-- Dataset records follows --
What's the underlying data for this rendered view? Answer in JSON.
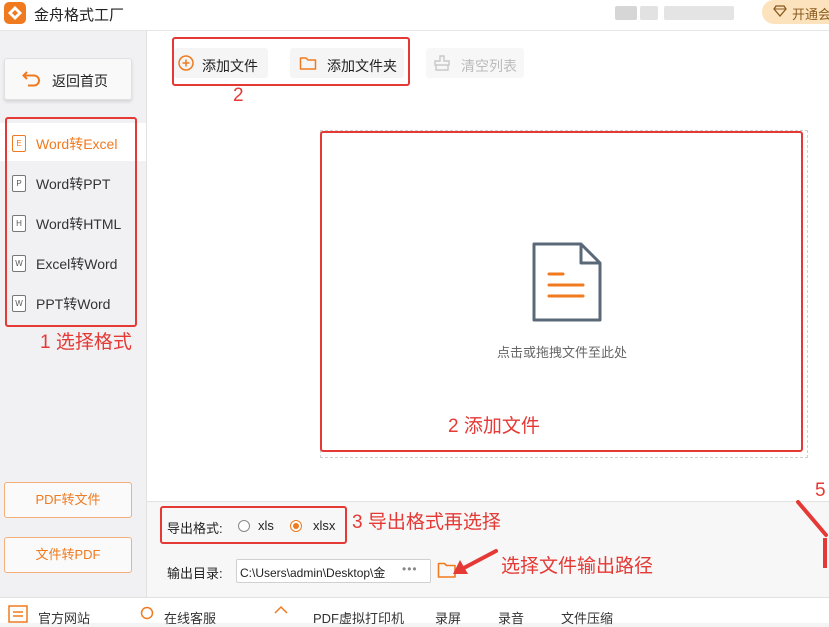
{
  "app": {
    "title": "金舟格式工厂",
    "vip_label": "开通会"
  },
  "sidebar": {
    "home_label": "返回首页",
    "items": [
      {
        "icon_letter": "E",
        "label": "Word转Excel"
      },
      {
        "icon_letter": "P",
        "label": "Word转PPT"
      },
      {
        "icon_letter": "H",
        "label": "Word转HTML"
      },
      {
        "icon_letter": "W",
        "label": "Excel转Word"
      },
      {
        "icon_letter": "W",
        "label": "PPT转Word"
      }
    ],
    "pdf_to_file": "PDF转文件",
    "file_to_pdf": "文件转PDF"
  },
  "toolbar": {
    "add_file": "添加文件",
    "add_folder": "添加文件夹",
    "clear_list": "清空列表"
  },
  "dropzone": {
    "hint": "点击或拖拽文件至此处"
  },
  "output": {
    "format_label": "导出格式:",
    "options": [
      "xls",
      "xlsx"
    ],
    "selected": "xlsx",
    "dir_label": "输出目录:",
    "dir_value": "C:\\Users\\admin\\Desktop\\金",
    "dir_more": "•••"
  },
  "statusbar": [
    "官方网站",
    "在线客服",
    "PDF虚拟打印机",
    "录屏",
    "录音",
    "文件压缩"
  ],
  "annotations": {
    "toolbar_num": "2",
    "select_format": "1 选择格式",
    "add_file": "2 添加文件",
    "export_format": "3 导出格式再选择",
    "output_path": "选择文件输出路径",
    "five": "5"
  },
  "colors": {
    "accent": "#f07a1f",
    "annotation": "#e53935"
  }
}
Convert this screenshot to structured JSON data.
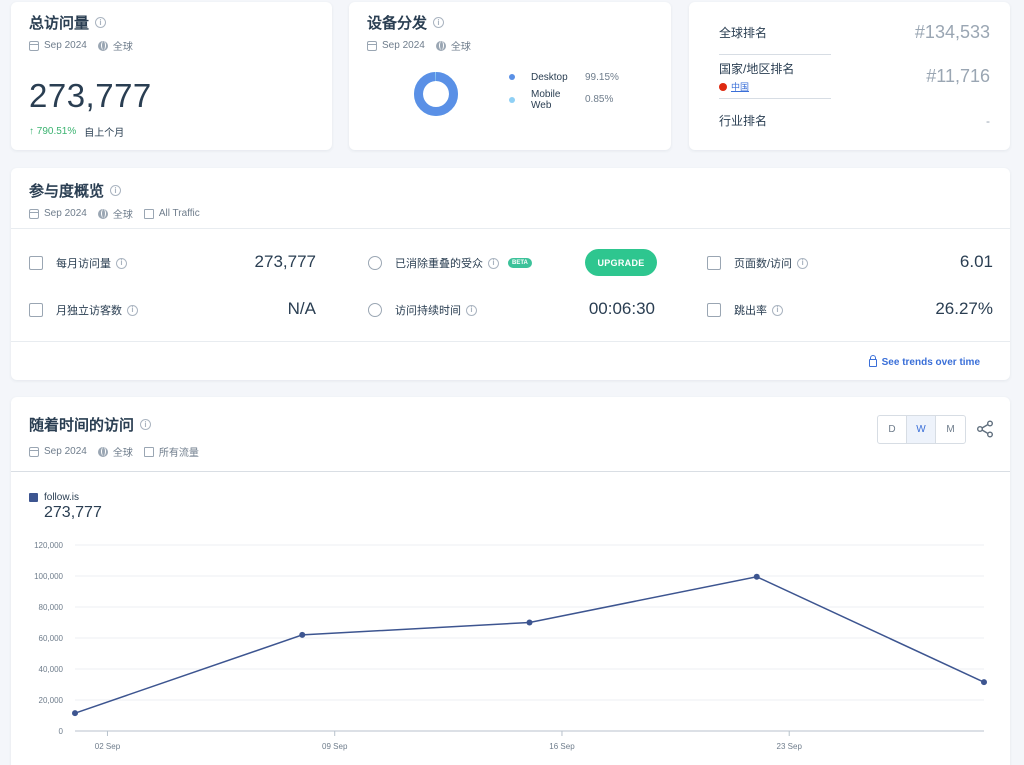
{
  "visits_card": {
    "title": "总访问量",
    "date": "Sep 2024",
    "region": "全球",
    "total": "273,777",
    "change": "↑ 790.51%",
    "change_label": "自上个月"
  },
  "device_card": {
    "title": "设备分发",
    "date": "Sep 2024",
    "region": "全球",
    "items": [
      {
        "name": "Desktop",
        "value": "99.15%",
        "share": 99.15,
        "color": "#5a90e6"
      },
      {
        "name": "Mobile Web",
        "value": "0.85%",
        "share": 0.85,
        "color": "#8fd0f5"
      }
    ]
  },
  "rank_card": {
    "global_label": "全球排名",
    "global_value": "#134,533",
    "country_label": "国家/地区排名",
    "country_name": "中国",
    "country_value": "#11,716",
    "industry_label": "行业排名",
    "industry_value": "-"
  },
  "engagement": {
    "title": "参与度概览",
    "date": "Sep 2024",
    "region": "全球",
    "traffic": "All Traffic",
    "monthly_label": "每月访问量",
    "monthly_value": "273,777",
    "unique_label": "月独立访客数",
    "unique_value": "N/A",
    "dedup_label": "已消除重叠的受众",
    "beta": "BETA",
    "upgrade": "UPGRADE",
    "duration_label": "访问持续时间",
    "duration_value": "00:06:30",
    "pages_label": "页面数/访问",
    "pages_value": "6.01",
    "bounce_label": "跳出率",
    "bounce_value": "26.27%",
    "trends_link": "See trends over time"
  },
  "time_card": {
    "title": "随着时间的访问",
    "date": "Sep 2024",
    "region": "全球",
    "traffic": "所有流量",
    "granularity": [
      "D",
      "W",
      "M"
    ],
    "selected": "W",
    "series_name": "follow.is",
    "series_total": "273,777"
  },
  "chart_data": {
    "type": "line",
    "x": [
      "2024-09-01",
      "2024-09-08",
      "2024-09-15",
      "2024-09-22",
      "2024-09-29"
    ],
    "x_tick_labels": [
      "02 Sep",
      "09 Sep",
      "16 Sep",
      "23 Sep"
    ],
    "y_tick_labels": [
      "120,000",
      "100,000",
      "80,000",
      "60,000",
      "40,000",
      "20,000",
      "0"
    ],
    "series": [
      {
        "name": "follow.is",
        "values": [
          11500,
          62000,
          70000,
          99500,
          31500
        ],
        "color": "#3d5590"
      }
    ],
    "ylim": [
      0,
      120000
    ],
    "grid": true
  }
}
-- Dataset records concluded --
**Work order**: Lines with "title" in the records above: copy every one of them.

**Answer section**:
    "title": "金舟格式工厂",
    "title": "总访问量",
    "title": "设备分发",
    "title": "参与度概览",
    "title": "随着时间的访问",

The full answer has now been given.